## Data to use
- - - - - - -
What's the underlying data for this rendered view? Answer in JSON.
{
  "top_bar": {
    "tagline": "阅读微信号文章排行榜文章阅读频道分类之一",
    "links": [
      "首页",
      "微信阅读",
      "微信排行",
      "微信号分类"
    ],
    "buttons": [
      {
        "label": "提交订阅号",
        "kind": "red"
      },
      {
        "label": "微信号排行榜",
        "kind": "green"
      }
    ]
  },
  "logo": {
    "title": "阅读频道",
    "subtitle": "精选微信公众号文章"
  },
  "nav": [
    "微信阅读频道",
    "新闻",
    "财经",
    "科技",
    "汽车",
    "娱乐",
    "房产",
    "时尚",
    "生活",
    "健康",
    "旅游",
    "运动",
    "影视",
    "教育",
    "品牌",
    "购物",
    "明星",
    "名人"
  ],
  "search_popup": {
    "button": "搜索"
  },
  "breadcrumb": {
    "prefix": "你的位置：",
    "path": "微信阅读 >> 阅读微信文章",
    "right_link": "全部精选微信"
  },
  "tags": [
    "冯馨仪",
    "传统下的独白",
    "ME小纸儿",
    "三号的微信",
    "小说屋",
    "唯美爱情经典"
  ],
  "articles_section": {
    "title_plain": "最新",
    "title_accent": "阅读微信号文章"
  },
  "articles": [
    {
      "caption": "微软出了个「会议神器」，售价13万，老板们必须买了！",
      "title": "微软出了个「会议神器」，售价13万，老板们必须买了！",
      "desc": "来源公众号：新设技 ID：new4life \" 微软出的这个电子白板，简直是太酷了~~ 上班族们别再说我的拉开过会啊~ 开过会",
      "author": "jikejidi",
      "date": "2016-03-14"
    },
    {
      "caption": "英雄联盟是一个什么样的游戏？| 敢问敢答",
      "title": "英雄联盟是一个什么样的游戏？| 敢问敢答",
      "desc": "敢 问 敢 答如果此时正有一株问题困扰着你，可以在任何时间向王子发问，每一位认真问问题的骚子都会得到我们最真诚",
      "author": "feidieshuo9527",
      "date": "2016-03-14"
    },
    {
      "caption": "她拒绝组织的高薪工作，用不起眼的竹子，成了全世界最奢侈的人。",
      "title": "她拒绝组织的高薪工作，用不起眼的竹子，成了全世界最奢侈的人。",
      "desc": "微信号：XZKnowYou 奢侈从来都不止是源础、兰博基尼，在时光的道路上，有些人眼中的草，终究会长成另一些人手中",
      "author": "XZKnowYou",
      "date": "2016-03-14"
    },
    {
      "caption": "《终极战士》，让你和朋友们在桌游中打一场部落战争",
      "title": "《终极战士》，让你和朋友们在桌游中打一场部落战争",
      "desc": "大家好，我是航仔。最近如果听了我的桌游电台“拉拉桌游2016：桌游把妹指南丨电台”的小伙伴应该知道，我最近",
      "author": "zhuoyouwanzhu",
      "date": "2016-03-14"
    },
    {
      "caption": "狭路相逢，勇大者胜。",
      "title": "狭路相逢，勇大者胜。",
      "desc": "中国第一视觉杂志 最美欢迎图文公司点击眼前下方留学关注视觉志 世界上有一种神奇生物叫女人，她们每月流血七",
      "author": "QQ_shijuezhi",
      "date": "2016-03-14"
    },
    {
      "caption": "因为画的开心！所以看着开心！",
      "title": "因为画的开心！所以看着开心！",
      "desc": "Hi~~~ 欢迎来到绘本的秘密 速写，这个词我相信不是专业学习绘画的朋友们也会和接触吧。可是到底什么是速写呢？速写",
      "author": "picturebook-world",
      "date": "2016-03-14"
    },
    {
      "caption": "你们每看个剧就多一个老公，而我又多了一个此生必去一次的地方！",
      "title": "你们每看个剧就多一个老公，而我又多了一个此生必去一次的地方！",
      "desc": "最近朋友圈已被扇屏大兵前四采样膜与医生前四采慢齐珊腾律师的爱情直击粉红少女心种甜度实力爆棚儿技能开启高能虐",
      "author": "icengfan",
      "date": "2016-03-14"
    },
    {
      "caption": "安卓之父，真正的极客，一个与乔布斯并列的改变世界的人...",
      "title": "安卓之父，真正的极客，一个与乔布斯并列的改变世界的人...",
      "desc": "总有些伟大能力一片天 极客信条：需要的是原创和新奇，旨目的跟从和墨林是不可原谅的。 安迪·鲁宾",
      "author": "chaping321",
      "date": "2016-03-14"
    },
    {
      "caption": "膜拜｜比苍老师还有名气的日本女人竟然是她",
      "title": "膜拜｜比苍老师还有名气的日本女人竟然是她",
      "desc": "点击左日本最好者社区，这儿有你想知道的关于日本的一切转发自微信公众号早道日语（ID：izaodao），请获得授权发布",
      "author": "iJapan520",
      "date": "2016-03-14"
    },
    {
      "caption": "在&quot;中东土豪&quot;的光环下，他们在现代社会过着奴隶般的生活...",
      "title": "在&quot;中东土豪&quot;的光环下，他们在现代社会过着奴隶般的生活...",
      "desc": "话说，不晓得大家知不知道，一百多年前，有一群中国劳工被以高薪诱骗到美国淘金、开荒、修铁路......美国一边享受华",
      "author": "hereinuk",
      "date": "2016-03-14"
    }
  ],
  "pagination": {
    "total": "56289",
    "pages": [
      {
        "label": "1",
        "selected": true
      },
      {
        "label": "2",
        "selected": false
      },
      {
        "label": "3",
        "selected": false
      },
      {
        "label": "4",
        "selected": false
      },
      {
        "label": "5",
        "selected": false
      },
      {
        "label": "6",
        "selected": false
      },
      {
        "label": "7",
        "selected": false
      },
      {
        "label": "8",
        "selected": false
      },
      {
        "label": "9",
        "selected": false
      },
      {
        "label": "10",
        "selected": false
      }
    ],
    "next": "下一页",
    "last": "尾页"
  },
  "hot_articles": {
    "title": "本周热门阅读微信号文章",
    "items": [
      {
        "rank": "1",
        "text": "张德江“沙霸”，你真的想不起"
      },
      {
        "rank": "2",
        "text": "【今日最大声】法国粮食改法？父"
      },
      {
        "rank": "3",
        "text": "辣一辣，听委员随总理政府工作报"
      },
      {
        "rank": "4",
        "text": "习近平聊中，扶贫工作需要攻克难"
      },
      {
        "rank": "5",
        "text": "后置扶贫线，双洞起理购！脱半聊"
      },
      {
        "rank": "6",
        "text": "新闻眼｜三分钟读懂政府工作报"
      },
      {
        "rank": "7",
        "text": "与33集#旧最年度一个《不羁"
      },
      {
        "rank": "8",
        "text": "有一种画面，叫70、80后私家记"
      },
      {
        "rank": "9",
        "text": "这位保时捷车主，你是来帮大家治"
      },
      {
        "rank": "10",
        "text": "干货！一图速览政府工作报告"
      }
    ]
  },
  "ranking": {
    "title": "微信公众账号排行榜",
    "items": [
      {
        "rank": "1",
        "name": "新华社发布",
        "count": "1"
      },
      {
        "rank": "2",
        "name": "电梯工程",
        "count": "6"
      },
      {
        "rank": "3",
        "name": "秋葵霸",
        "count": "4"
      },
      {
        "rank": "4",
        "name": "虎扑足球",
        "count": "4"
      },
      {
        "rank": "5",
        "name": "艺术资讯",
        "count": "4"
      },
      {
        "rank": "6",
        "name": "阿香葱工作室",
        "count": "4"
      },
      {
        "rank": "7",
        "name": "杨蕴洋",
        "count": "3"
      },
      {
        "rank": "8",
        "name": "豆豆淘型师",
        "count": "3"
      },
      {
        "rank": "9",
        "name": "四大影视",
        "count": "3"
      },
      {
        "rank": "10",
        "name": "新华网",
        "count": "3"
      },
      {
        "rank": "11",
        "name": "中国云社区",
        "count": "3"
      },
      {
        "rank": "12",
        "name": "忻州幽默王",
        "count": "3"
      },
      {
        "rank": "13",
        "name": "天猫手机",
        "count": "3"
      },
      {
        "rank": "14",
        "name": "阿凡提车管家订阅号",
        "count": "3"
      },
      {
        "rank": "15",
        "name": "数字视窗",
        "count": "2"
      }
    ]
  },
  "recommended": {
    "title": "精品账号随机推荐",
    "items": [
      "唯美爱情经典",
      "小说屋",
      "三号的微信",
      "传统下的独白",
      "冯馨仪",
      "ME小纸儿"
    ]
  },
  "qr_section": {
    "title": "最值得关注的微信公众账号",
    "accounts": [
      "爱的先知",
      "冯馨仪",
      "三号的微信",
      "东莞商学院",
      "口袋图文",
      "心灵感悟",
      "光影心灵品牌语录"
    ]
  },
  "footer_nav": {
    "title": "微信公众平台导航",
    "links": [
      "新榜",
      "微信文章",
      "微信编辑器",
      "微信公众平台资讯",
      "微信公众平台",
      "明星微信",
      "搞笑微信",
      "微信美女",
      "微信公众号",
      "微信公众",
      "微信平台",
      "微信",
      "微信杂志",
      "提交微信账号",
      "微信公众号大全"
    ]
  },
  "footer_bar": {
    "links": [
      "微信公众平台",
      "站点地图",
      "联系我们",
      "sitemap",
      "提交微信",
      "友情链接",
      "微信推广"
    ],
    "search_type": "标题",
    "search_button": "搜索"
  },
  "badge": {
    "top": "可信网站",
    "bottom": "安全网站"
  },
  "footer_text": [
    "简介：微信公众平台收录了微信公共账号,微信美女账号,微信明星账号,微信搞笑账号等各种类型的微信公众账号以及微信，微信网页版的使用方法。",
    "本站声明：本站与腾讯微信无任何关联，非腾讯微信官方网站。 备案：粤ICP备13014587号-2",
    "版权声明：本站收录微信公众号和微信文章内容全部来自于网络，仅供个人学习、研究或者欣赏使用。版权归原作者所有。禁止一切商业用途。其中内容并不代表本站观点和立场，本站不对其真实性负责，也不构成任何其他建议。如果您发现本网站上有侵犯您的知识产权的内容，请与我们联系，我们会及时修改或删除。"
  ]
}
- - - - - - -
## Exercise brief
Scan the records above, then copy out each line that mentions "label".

## Exercise output
        "label": "提交订阅号",
        "label": "微信号排行榜",
        "label": "1",
        "label": "2",
        "label": "3",
        "label": "4",
        "label": "5",
        "label": "6",
        "label": "7",
        "label": "8",
        "label": "9",
        "label": "10",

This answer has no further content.